The House Committee on Small Business held a zippy, sub-hour hearing Wednesday afternoon on the issues facing such online-based and horizontally networked companies as Etsy, TaskRabbit, Airbnb, Uber and Lending Club — the greatest significance of which is, likely, that it marks the first time the words “peer-to-peer business” ever appear in the Congressional Record.
That’s not to say nothing of substance was discussed. The panel, responsible for promoting, well, small business, dove into the question of whether the way government collects employment data is a poor match for the sorts of work a small but growing fraction of Americans perform today. New York Democrat Nydia Velázquez, for example, said that “It will be difficult, if not impossible, to capture their contribution in official employment statistics.” She was on the right track, Arun Sundararajan of NYU’s Stern School of Business affirmed: “One of the ramifications is that we may be not measuring the full extent to which the country is employed, because we tend to count employment in terms of whole jobs.” Lawmakers, he suggested, need to start thinking about the contributions of more fragmented toil to the economy.
The panel was promised that the peer-to-peer economy is especially worthy of their attention. One reason: These companies do something that the aughts’ tech “giants,” like Apple, Google and Facebook, have never done: Employ tons of people. Said Phillip Auerswald, associate professor of public policy at George Mason University, “By their very structure, peer-to-peer platforms scale-out success to reach tens of thousands, even hundreds of thousands of people with opportunities to create viable livelihoods for themselves.” That will become even more consequential, he explained, as these P2P companies continue their expansion into such tricky but enormous fields as energy, education and health care.
Of course, the question of how to regulate these new business models came up, too. On that, Sundararajan had some ideas. He advocated for a model of Self-Regulating Organizations, operating with some government oversight, similar to the way securities exchanges work with the Securities and Exchange Commission. And what, Sundararajan was asked, if that approach ends up being a freer hand than the way traditional, especially bricks-and-mortar, companies are treated? “If it turns out the lower regulations on those fronts are giving them business advantage,” he explained, “there’s nothing that’s preventing them from adding peer-to-peer, or a rental or sharing dimension. I fully expect that Walmart and Amazon will enter this space.”
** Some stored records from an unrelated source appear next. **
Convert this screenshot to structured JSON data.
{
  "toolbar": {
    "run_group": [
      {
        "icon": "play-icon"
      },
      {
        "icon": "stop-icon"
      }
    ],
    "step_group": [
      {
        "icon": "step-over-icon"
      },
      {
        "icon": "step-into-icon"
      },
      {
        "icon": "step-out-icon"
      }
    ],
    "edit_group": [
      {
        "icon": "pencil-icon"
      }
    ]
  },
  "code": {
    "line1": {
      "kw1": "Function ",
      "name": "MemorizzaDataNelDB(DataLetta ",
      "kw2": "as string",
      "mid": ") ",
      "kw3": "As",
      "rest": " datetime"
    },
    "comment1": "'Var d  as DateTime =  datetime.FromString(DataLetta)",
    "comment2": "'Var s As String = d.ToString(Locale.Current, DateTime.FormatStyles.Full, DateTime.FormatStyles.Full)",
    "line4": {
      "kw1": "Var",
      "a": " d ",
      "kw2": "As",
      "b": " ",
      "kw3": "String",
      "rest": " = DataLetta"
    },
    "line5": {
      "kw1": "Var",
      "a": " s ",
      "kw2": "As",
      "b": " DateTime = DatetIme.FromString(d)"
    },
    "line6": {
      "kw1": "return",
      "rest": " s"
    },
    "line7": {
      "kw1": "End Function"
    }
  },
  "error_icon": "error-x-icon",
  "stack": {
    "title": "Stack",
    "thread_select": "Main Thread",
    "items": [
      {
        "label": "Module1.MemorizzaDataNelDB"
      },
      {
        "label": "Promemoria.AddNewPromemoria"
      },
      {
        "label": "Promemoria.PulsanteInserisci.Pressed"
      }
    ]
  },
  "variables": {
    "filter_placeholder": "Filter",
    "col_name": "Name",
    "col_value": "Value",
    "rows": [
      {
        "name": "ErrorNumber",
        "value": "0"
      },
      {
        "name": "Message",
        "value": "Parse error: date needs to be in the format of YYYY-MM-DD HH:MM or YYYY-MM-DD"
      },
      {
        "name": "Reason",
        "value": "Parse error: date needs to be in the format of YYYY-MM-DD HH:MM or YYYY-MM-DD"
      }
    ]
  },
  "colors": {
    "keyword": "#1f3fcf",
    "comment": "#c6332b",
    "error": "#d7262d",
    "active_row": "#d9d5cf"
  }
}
If the hearing was lightly attended, it still reached the exact right audience. The whole point of the session was to introduce Congress to the notion that people use technology to engage in economic activity with other individuals, at scale. It worked. “I think this is a great hearing because I, for one, had not heard of ‘peer-to-peer,’” said Chris Collins, a western New York Republican. “We all know about Uber here in D.C.” — a bonus of the networked car company holding one of its major policy fights in the District — “but I had’t considered, you know, what 1000 Tools and Sidecar is [sic] doing. I’m intrigued by that.”
Then there was Rep. David Schweikert, who informed Alan Mond, CEO of the aforementioned Ann Arbor-based neighbor-to-neighbor tool-rental company, “I’m your new best customer.” He chopped at the air with his left hand for emphasis. “I own every tool you can imagine. I own tools, I have no idea what they actually do.” But, he said, he’s seeing things anew after Wednesday’s hearing.
“If I have to go and buy a $3,000 swaging machine that I’m only going to use for one project,” the Arizona Republican said, “I no longer need to do that.”
Here’s full video of the hearing:
Nancy Scola is a Washington, DC-based journalist whose work tends to focus on the intersections of technology, politics, and public policy. Shortly after returning from Havana she started as a tech reporter at POLITICO.